History of Stonehenge Tower


Laif Kvarsten, Staff Writer

For decades, the red and white Stonehenge Tower has stood tall above Southwest Portland. The tower blinks unfailingly through the night like a beacon, standing guard over the forests and the streets. It is a structure that much of Portland takes for granted, overshadowed by the skyscrapers that stand below it. 

But Stonehenge Tower is an integral part of Portland’s radio networks. Ten Portland radio stations broadcast from this transmitter at the end of a sleepy street in Healy Heights. 

One of the men behind this remarkable structure is Gray Haertig. Haertig was the project engineer and owner’s representative for Stonehenge Tower. Fittingly, Haertig now lives in a home at the base of the tower that he created, where he can gaze up at the red glowing light atop the 625 foot behemoth. 

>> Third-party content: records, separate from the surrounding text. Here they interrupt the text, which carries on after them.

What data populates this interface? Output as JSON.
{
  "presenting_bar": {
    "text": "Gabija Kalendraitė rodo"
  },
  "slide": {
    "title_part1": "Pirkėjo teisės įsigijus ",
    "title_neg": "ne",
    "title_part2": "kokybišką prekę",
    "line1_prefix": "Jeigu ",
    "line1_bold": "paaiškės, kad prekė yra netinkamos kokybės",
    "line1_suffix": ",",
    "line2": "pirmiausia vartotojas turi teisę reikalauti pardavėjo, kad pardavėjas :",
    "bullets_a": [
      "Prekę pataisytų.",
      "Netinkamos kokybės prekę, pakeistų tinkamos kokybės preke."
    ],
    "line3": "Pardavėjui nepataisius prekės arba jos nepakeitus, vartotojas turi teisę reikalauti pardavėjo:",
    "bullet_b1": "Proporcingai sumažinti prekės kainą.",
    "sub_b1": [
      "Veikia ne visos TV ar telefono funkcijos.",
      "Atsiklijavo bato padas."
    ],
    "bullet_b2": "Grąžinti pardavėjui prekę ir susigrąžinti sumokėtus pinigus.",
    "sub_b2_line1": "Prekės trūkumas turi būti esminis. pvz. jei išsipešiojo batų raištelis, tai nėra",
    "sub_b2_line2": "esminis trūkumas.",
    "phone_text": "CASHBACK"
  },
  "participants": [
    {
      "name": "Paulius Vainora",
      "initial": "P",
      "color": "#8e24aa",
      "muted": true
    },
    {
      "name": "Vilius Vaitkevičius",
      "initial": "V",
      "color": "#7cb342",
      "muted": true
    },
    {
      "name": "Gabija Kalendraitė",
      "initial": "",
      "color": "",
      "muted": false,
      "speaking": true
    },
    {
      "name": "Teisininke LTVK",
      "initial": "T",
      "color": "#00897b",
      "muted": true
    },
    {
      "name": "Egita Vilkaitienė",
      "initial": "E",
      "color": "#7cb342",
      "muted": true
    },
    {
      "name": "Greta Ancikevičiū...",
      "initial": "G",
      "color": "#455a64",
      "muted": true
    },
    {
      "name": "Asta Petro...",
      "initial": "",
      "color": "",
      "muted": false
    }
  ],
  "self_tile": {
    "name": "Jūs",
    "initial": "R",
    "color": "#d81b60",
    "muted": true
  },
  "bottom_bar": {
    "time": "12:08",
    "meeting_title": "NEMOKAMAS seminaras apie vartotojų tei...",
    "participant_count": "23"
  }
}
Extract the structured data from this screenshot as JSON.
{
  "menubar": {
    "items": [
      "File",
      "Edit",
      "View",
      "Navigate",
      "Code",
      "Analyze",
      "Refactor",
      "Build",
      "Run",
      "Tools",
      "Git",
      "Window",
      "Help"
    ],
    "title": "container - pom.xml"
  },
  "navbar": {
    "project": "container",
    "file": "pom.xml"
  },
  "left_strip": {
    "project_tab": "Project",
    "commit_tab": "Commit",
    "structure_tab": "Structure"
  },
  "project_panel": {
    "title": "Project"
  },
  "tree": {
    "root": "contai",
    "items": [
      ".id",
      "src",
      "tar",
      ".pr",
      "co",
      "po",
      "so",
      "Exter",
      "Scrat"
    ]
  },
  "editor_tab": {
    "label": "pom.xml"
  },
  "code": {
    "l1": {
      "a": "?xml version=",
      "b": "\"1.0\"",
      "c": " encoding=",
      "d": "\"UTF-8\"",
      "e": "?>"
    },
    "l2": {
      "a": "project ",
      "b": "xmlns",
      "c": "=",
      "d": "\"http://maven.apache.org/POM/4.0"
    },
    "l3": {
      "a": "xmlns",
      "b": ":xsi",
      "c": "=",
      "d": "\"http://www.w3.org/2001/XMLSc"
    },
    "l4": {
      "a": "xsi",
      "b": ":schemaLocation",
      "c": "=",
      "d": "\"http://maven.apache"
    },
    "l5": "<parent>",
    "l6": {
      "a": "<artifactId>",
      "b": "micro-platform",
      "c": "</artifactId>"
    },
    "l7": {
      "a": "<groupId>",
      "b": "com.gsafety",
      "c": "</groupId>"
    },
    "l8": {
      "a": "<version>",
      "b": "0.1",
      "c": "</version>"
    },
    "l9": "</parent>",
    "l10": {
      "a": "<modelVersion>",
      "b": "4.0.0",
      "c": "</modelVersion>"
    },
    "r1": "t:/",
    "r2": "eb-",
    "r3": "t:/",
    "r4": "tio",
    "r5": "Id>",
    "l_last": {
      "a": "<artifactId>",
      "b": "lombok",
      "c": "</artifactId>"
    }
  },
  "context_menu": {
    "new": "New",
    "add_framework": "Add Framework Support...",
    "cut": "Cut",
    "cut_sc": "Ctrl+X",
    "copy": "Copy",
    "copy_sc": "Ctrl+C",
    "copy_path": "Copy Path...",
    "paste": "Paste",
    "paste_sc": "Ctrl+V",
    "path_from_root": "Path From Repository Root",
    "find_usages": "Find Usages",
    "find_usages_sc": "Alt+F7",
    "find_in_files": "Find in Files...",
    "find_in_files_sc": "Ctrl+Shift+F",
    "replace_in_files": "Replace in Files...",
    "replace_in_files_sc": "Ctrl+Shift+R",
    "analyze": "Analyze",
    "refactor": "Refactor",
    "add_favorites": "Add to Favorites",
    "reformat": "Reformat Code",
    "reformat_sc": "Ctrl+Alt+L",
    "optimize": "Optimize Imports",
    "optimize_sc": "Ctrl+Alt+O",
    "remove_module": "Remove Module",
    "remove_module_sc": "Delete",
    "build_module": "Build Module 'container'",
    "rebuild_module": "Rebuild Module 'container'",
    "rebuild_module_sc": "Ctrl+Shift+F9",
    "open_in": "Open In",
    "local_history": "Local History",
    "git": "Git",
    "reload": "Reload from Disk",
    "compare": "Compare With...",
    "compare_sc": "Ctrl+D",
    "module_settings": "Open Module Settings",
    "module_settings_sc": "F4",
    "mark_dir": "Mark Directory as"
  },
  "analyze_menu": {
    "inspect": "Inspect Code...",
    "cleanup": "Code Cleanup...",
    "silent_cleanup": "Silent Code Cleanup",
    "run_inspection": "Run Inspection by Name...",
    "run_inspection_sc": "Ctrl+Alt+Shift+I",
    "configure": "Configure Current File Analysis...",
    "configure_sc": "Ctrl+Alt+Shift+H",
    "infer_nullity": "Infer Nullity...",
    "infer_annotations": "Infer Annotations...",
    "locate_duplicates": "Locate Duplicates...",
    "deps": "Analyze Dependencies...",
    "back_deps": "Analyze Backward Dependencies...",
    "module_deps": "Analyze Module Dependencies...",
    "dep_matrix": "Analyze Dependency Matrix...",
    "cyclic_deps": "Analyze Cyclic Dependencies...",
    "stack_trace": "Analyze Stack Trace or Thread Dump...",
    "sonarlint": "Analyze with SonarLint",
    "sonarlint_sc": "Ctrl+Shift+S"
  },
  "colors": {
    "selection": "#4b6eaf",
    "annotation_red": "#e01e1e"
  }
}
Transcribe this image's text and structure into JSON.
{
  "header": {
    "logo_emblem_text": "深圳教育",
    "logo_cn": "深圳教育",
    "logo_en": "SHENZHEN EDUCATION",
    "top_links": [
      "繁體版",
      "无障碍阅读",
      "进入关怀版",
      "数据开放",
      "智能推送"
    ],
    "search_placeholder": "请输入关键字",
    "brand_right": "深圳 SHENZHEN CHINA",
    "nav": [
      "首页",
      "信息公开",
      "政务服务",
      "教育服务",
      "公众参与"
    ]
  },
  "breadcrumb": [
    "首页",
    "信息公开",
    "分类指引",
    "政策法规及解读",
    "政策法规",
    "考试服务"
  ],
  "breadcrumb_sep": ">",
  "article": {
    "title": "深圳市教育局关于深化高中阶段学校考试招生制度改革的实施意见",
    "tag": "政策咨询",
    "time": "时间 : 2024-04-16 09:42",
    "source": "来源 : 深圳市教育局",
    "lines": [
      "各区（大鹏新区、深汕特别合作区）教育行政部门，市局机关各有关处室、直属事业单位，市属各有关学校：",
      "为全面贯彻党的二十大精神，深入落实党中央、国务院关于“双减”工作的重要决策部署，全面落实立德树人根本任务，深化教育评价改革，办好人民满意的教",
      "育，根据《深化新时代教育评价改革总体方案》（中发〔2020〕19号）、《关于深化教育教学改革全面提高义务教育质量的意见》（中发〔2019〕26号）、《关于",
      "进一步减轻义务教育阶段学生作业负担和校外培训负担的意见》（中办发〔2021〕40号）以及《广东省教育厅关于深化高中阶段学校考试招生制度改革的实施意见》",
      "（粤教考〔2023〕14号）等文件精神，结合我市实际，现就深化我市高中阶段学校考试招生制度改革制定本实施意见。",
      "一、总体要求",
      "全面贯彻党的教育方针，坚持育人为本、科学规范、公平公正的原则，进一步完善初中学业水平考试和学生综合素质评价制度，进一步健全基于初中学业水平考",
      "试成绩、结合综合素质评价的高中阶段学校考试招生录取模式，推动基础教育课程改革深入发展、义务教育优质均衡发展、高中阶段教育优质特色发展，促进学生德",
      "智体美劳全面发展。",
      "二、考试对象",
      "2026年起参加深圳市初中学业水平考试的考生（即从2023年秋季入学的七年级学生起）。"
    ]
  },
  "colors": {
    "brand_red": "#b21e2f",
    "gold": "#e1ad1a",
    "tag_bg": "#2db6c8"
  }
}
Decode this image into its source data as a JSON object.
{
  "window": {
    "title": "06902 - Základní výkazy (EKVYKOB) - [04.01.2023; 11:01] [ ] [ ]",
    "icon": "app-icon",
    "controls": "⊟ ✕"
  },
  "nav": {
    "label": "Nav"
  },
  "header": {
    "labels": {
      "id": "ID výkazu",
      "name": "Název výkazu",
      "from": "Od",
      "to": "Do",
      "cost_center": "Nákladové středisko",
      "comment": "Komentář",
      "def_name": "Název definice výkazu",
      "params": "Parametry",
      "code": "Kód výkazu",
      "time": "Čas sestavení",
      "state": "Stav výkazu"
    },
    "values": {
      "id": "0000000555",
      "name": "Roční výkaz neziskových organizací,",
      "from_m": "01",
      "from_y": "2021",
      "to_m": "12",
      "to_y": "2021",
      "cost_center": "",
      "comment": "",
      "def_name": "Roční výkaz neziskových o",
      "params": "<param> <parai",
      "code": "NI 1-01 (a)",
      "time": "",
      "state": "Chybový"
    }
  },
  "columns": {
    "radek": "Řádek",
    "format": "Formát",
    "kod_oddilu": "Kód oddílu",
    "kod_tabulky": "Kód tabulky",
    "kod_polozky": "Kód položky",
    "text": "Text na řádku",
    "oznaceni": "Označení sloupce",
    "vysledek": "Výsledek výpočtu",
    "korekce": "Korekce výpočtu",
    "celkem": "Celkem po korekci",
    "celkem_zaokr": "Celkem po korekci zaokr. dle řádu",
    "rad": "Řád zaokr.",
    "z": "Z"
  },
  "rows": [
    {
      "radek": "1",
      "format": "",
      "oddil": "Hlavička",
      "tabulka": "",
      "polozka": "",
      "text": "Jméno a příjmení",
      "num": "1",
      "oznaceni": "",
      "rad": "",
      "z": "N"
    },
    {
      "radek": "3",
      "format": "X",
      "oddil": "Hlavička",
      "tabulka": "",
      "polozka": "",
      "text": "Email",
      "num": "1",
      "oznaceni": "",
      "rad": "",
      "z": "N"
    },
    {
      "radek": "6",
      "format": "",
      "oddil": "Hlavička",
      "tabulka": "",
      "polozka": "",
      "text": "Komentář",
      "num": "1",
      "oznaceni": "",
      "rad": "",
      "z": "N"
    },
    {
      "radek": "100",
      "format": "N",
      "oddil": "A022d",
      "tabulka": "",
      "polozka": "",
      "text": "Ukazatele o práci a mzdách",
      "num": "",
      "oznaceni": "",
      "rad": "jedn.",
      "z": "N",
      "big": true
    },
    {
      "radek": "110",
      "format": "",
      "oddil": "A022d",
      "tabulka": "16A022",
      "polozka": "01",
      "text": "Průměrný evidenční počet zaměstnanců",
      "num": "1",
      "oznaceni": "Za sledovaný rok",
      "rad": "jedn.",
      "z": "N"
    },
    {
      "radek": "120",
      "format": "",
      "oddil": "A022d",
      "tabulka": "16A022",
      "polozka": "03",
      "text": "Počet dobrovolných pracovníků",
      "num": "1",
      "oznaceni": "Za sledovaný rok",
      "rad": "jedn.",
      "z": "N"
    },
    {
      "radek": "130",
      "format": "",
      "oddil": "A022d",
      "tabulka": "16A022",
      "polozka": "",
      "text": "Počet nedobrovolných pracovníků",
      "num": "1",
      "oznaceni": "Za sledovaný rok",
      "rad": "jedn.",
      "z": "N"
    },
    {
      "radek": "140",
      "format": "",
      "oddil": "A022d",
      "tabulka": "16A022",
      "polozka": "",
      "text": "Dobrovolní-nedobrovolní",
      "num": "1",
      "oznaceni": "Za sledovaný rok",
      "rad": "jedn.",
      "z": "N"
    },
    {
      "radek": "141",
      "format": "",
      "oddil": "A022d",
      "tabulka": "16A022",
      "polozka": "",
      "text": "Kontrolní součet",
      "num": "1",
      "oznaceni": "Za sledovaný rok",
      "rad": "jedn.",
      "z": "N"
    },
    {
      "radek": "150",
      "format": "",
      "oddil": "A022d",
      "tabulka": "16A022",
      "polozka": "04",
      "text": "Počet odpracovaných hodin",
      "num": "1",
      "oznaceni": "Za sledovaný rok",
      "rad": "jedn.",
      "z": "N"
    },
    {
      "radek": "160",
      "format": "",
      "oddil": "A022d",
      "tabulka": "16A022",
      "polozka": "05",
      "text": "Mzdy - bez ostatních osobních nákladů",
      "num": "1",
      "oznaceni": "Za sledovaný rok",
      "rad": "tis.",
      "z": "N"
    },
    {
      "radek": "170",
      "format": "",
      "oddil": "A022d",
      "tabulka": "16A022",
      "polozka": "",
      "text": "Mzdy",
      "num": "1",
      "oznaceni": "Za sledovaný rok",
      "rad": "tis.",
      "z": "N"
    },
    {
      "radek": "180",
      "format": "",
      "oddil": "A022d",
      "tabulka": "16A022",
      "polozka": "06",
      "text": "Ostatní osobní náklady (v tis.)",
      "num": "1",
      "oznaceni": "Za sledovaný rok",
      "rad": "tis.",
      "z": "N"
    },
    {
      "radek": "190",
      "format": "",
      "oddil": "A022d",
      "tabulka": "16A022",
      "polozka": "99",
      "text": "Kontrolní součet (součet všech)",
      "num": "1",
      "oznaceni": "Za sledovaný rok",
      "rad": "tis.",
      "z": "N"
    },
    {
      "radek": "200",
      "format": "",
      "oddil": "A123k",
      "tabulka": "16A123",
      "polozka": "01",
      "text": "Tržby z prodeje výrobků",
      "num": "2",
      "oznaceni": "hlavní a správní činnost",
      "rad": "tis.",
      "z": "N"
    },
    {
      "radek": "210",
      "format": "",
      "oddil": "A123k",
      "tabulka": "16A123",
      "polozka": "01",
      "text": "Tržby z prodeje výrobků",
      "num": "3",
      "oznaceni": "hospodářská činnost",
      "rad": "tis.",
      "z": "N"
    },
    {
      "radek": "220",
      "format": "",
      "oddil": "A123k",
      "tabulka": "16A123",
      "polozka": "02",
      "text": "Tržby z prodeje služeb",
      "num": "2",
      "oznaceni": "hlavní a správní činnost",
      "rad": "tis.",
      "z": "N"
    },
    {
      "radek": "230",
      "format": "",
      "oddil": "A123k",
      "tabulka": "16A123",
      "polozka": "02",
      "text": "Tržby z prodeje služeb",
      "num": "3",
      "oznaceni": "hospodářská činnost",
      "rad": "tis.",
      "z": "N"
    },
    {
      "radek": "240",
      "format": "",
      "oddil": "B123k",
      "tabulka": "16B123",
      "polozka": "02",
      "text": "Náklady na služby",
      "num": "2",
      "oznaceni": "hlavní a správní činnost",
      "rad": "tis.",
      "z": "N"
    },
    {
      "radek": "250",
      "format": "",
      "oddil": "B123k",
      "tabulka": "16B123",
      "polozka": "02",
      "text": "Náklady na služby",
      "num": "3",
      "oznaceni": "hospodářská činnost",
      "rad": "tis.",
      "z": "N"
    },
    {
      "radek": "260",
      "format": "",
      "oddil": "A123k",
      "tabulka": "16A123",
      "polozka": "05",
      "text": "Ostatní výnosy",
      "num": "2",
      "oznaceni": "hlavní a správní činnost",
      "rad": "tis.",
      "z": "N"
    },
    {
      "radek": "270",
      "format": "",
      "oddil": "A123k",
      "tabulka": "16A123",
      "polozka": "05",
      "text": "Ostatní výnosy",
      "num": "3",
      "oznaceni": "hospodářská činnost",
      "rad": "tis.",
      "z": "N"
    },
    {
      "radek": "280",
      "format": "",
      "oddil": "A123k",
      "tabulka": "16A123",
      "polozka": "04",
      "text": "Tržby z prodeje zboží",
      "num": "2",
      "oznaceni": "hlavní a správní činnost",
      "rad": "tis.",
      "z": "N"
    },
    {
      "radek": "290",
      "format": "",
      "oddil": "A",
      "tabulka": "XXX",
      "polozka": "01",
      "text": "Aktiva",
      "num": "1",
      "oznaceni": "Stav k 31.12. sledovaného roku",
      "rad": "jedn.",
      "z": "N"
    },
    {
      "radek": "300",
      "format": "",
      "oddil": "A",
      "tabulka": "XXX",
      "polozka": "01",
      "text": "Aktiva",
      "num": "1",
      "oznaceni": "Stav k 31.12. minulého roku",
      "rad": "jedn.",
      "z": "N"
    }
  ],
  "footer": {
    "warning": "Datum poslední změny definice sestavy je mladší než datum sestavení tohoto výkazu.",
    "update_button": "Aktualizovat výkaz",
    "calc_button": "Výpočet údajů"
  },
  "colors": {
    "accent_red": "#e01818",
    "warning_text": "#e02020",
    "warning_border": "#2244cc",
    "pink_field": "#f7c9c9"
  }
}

Ackerley Broadcasting, the company that owned one of the tower’s original stations, KGON, funded and built the tower. The project cost 7 million dollars, and Haertig was a project engineer for its construction, which broke ground in June 1990. Previously, a 300 foot tall tower had stood on the Stonehenge Tower site, with antennas much closer to the ground than the current tower. 

This led to issues in the surrounding neighborhood. That previous tower resulted in rampant interference with electronic devices, and even household appliances 

“Some people would hear the AM radio station on their stoves,” said Haertig.

Additionally, when sampling sites to determine thresholds for radio wave-caused radiation, the Environmental Protection Agency found radio fields in the street near the old tower that are ten times the current general public standard. Homeowners were promised a solution to both the radiation concerns and the interference issues, and this helped Ackerley sell the project. 

In order to prove that their claim actually came true, the broadcasters hired a consultant to measure the fields before and after Stonehenge Tower. At the time, Haertig was working for KBOO, one of Portland’s independent radio stations, and since they could not contribute to this effort financially, they instead sent Haertig to assist the consultant. 

“I got to work with the premier expert in this field,” said Haertig, “It was a lot of fun.”

Haertig found that the tower would be better off if a center tube was added, and the distance between the legs was increased from 50 to 75 feet. That center tube is where the climbing ladder is located, and it hangs from the top of the tower, as opposed to resting on the ground.

As for the makeup of the rest of the tower, the legs are composed of concrete fused with steel sleeves. The concrete used for Stonehenge Tower is the strongest ever poured in the state of Oregon, at 19,600 PSI, and producing it was an undertaking in itself. 

When it was being poured, it was almost unrecognizable because of its sheer strength. “The concrete is very strange,” said Haertig. “Most concrete has a whole lot more water in it than is optimal. So the object was to make it handleable while reducing the water content.” 

The company that supplied the concrete, Lone Star Cement, had to shut down all other production to focus on the concrete for Stonehenge Tower. Up to the 300 foot level of the tower, 75-foot tall sections of steel were lifted into place using cranes, pumped full of concrete, and welded together. Beyond that, sections were bolted together. 

Maintenance on the tower is performed by experienced technicians, who access parts of the tower by climbing the ladder in the center tube. In the tower’s history, only one person has died, this was due to being improperly roped in while performing maintenance. 

The actual broadcasting takes place from the transmission building across the parking lot, where each station has their own suite where their transmission equipment is located. Inside this building is a complex array of tables, knobs, sliders, and computers. Each station has a large combiner; after the coax passes through all of them, it heads underground to go up the tower, where antennas broadcast to all of Portland.

This beautifully complex piece of infrastructure is a reflection of all that work that has been put into Stonehenge Tower, and the people whose passion it is to design, construct, and operate radio towers. The towers and the people go unnoticed, but every hour of every day, Stonehenge Tower is watching over Southwest Portland like an old friend.